The AfricaConnect2 Project is 80% funded by the European Union with the potential of dramatically transforming Internet access for higher education and research institutions in Africa. Participating countries must collectively contribute the 20% counter funding to the total budget (€26.6 million) being provided by the European Union.
As of March 2017 Nigeria had not paid its share of the counter-funding unlike other West African countries. Given Nigeria’s position and role in the region this was a cause for some concern for WACREN especially when the connectivity providers have been discussing contracts for connectivity for participating countries, and are in a terminal stage of the process. The situation could potentially disenfranchise Nigerian institutions and lose access to cheap connectivity the opportunity of European Union support.
Eko-Konnect convened an emergency meeting of Vice-Chancellors and ICT Directors to discuss the situation at the Renaissance Hotel, Ikeja Lagos on 8 March 2017. Boubakar Barry, WACREN CEO presented the history of how the AfricaConnect projects had evolved up to this point and why Nigeria was strategic in its plan to build a high capacity connectivity backbone across West Africa to deliver connectivity and NREN related services. He and expressed the hope that NgREN or any other willing consortia would speedily take up the opportunity and provide the required counter funding.

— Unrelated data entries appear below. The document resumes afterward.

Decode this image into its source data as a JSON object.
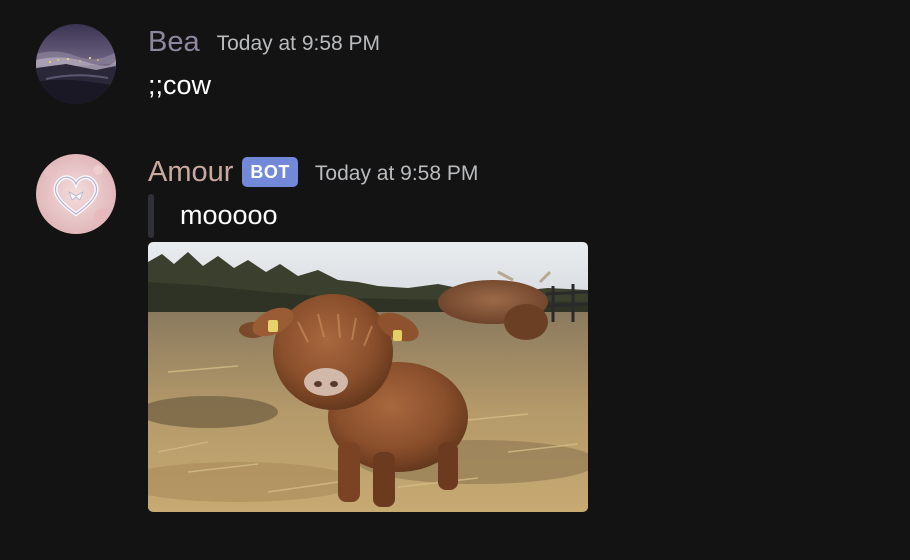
{
  "messages": [
    {
      "author": "Bea",
      "timestamp": "Today at 9:58 PM",
      "text": ";;cow",
      "avatar_icon": "night-landscape-avatar"
    },
    {
      "author": "Amour",
      "badge": "BOT",
      "timestamp": "Today at 9:58 PM",
      "embed_text": "mooooo",
      "avatar_icon": "heart-avatar",
      "attachment": "highland-calf-gif"
    }
  ],
  "colors": {
    "background": "#131313",
    "bea_name": "#8e879f",
    "amour_name": "#c9a8a0",
    "bot_badge": "#7289da",
    "timestamp": "#b9bbbe",
    "embed_bar": "#2f3136"
  }
}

After some discussion that included WACREN CTO Omo Oaiya, it was agreed that Owen Iyoha GM, Eko-Konnect would prepare a brief product paper for distribution to the attendees explaining in more details the benefits of Internet bandwidth to be delivered through the AfricaConnect2 project and the different pricing discount models available to institutions that participate in the first stage of counter funding in a consortium.